(Extracted entries)

%%

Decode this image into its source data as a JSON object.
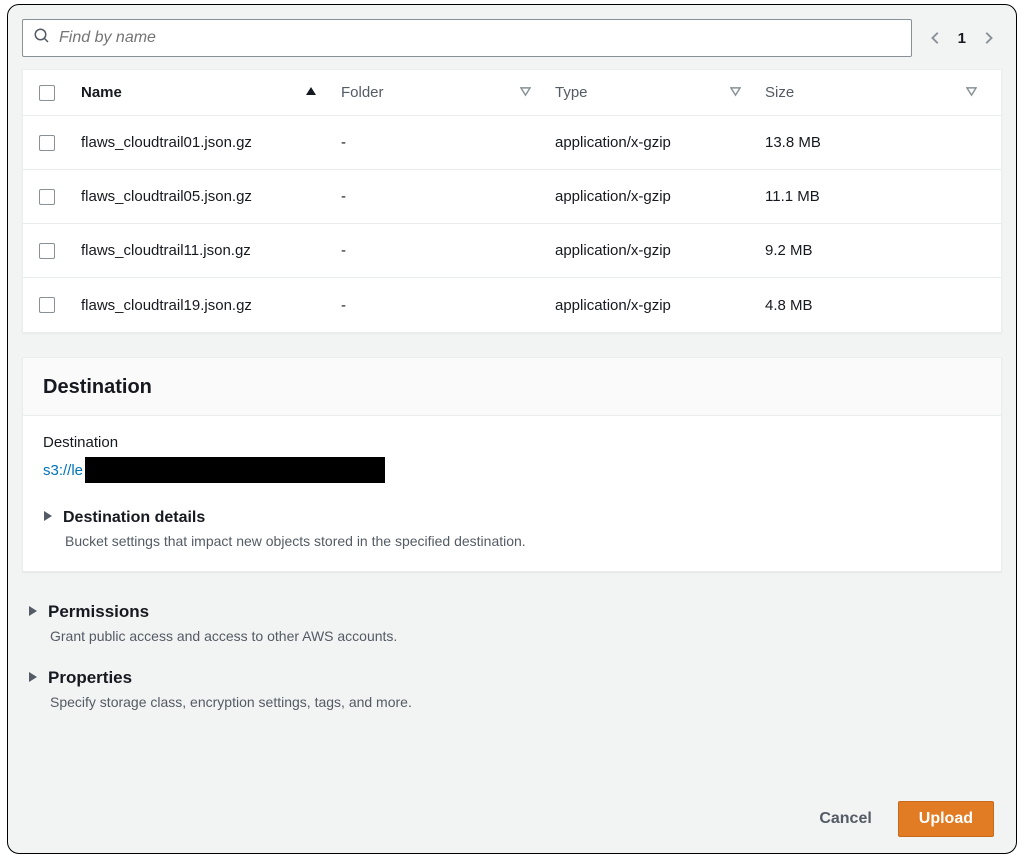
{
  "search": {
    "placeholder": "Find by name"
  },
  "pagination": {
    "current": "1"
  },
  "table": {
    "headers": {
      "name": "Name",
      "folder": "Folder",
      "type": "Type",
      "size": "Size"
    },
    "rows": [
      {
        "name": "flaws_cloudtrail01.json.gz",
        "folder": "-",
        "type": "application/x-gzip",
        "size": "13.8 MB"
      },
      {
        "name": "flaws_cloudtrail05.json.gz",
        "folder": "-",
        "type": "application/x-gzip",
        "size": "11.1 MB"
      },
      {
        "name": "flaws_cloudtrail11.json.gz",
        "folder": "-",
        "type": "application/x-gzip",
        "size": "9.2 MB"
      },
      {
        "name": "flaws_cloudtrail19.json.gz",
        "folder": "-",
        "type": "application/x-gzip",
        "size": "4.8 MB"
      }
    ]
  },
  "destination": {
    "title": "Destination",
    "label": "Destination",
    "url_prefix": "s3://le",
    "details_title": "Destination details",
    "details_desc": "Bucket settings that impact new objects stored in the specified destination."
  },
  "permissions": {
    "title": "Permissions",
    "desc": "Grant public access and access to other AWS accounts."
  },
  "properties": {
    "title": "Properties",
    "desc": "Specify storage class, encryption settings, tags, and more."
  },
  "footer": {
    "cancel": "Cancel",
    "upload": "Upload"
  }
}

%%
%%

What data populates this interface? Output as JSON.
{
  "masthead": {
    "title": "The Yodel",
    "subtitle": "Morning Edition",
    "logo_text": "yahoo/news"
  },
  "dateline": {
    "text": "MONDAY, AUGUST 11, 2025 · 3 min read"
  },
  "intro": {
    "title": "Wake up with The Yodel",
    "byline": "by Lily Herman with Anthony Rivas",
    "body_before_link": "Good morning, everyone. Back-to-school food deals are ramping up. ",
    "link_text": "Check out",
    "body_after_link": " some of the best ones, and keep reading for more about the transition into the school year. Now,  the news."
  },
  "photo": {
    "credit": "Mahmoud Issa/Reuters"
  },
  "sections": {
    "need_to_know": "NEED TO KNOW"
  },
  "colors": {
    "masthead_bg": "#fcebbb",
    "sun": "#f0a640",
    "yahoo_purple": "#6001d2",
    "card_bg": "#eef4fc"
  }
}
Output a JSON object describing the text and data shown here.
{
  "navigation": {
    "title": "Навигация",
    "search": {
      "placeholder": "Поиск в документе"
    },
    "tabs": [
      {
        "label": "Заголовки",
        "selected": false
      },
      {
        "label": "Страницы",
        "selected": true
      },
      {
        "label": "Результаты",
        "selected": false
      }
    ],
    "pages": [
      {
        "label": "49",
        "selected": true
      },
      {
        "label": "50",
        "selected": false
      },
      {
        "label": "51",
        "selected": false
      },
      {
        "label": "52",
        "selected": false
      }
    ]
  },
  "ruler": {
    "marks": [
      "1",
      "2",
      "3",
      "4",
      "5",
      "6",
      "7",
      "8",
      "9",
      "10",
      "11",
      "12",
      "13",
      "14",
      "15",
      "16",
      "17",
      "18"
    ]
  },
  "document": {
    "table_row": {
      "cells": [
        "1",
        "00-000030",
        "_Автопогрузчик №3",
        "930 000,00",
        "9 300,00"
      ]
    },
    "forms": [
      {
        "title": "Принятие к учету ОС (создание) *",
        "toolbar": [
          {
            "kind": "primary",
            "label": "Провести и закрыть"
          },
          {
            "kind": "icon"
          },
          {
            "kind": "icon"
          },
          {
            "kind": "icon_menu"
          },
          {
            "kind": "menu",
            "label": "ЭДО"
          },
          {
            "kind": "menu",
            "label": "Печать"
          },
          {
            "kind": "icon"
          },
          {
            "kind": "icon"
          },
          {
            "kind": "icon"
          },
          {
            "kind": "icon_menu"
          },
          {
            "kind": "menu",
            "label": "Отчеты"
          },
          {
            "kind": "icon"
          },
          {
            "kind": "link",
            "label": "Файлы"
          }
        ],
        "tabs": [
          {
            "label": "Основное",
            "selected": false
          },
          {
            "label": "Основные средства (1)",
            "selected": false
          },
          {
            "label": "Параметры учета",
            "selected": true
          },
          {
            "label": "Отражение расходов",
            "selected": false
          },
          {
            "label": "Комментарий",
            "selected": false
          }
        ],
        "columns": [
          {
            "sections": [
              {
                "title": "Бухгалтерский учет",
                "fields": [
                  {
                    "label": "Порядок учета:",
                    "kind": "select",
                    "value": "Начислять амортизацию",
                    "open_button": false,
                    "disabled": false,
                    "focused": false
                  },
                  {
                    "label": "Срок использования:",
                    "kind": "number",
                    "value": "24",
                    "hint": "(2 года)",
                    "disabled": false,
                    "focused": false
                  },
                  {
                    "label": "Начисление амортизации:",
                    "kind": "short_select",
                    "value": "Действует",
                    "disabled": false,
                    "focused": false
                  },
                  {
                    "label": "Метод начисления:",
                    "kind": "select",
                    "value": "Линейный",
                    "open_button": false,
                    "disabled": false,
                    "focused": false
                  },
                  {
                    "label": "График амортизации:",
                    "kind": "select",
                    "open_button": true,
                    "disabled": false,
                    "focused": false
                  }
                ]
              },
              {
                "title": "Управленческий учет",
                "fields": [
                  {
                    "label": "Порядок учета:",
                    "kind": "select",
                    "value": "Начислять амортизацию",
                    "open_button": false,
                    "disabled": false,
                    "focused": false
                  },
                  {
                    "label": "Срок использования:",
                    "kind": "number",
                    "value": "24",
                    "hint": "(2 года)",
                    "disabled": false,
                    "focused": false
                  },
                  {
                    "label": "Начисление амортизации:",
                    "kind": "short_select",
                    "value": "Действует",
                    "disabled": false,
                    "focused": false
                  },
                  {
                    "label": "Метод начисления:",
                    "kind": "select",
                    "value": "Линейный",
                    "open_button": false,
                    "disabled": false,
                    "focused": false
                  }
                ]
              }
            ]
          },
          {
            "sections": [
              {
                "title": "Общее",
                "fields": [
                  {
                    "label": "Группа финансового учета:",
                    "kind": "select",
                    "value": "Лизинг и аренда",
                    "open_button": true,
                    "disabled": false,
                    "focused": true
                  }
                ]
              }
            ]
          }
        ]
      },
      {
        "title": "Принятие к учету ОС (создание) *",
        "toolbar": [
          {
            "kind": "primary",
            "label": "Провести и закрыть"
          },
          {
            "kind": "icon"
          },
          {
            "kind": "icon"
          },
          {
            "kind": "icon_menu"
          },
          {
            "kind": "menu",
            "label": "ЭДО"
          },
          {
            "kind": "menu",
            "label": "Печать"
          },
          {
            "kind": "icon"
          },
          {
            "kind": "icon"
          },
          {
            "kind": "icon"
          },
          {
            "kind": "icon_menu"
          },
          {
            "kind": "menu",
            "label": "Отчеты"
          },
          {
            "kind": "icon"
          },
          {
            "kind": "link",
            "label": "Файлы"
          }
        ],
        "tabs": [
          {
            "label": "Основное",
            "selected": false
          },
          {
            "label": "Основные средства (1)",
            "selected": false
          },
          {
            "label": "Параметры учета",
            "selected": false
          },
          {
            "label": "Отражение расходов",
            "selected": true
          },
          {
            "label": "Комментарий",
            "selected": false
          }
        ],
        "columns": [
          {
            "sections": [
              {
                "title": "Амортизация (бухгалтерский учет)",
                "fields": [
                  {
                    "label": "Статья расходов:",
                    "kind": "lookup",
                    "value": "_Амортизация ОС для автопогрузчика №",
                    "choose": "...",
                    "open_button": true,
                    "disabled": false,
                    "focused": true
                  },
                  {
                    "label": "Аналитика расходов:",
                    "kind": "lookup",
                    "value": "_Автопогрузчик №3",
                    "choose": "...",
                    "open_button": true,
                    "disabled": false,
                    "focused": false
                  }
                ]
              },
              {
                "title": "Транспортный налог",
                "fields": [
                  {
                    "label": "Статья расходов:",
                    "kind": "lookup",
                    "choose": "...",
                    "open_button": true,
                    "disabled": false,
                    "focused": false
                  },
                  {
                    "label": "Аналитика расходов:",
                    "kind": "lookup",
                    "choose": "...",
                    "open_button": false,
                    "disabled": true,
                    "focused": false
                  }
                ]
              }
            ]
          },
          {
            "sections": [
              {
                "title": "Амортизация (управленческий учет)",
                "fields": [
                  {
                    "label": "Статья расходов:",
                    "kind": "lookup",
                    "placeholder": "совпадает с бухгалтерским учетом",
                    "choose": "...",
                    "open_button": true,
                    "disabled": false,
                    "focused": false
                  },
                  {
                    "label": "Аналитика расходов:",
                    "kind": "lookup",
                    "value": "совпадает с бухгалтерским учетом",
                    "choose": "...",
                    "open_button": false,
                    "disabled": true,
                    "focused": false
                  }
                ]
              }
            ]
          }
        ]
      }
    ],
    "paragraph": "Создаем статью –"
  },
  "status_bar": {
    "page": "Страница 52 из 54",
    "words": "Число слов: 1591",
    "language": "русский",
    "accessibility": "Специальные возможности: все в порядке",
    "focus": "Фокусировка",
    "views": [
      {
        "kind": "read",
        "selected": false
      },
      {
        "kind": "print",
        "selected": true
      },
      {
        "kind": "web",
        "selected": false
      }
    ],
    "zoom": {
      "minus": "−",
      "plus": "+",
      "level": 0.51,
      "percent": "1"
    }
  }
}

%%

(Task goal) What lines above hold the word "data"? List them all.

(Exercise result)
Decode this image into its source data as a JSON object.
What data populates this interface? Output as JSON.
Output a JSON object describing the text and data shown here.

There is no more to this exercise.